Europe will face massive waiting times at airports once the new EES is in place

Despite Europe’s long-awaited border reforms coming into force in just a few months, authorities are already predicting a “large increase” in waiting times at entry points from 2023.

At the external Schengen border, people arriving without visas must now apply for a new travel permit and be fingerprinted.

Schengen is the European passport-free zone that currently includes 26 different countries, regardless of whether they are members of the European Union (EU) or the European Economic Area (EEA). Traveling within the Schengen area is as easy as traveling from one US state to another: there are no ID checks and people can travel between countries as if they were traveling within the country.

This is both one of Europe’s greatest victories and one of its greatest weaknesses, at least when it comes to international crises.

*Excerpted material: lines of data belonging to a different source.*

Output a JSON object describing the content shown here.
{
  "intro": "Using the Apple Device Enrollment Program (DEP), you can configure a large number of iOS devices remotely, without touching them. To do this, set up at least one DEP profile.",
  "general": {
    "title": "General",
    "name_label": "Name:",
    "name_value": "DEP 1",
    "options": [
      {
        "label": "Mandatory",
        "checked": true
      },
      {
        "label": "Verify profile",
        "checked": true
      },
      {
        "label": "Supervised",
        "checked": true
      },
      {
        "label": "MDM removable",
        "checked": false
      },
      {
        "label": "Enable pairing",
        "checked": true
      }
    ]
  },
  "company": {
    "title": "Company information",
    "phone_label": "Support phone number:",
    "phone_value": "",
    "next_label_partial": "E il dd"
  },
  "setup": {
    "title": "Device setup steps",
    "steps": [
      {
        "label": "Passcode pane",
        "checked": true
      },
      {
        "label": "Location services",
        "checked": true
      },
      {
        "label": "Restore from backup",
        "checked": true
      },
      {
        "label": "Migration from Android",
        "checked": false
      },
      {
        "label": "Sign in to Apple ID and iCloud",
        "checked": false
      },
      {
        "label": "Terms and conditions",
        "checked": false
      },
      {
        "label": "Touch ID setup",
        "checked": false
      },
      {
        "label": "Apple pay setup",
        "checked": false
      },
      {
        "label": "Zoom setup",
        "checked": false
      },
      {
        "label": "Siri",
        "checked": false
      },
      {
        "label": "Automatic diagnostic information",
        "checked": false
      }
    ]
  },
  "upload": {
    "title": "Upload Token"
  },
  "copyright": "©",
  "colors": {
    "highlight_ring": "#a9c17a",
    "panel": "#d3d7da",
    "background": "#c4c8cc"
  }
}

After the dramatic 2015, Europe spent years preparing for a new Entry-Exit System (EES) that would subject all foreigners wishing to enter the territory to check-in on arrival. The goal is to protect Schengen and strengthen control over third-country nationals. This will require you to submit your fingerprints and other personal information.

The EES will facilitate the speedy prosecution of “overdues” and the identification and processing of unverified migrants in Europe. Citizens of countries outside the EU, EEA or Switzerland are only allowed to stay in the border area for up to 90 days out of 180 days, according to Schengen rules. A non-European citizen who overstays his visa by more than 90 days is breaking the law.

This means that anyone who breaks the law will be arrested as soon as they enter or leave Schengen, because Frontex, the organization responsible for protecting Europe’s borders, will store their biometric data for this specific purpose. The entry-exit system has the disadvantage of increasing delays at the border, at least during the first registration period.

The Czech Republic, one of the first countries to trial the system, said the average processing time was just 89 seconds, but other recent findings from other EU members have been far more alarming. The updated “collection of comments” on the implementation of the UES expressed the unanimity of various countries that longer delays cannot be avoided.

Germany, for example, has admitted that the “screening time” for passengers will “significantly increase” during the implementation of EES. Austria, their neighbor, confirmed this, saying “we expect the process time to double compared to the current situation”. Croatia, a candidate for the Schengen area, shared the Balkan negativity.

In preparation for the EES, they tested both fixed and mobile technology at crossings “repeatedly” and determined that “waiting times for border checks will definitely be significantly longer.” The report is 45 pages long also features commentary from Portugal, France, Italy and other popular European travel destinations. Europe will face massive waiting times at airports once the new EES is in place

Back to top button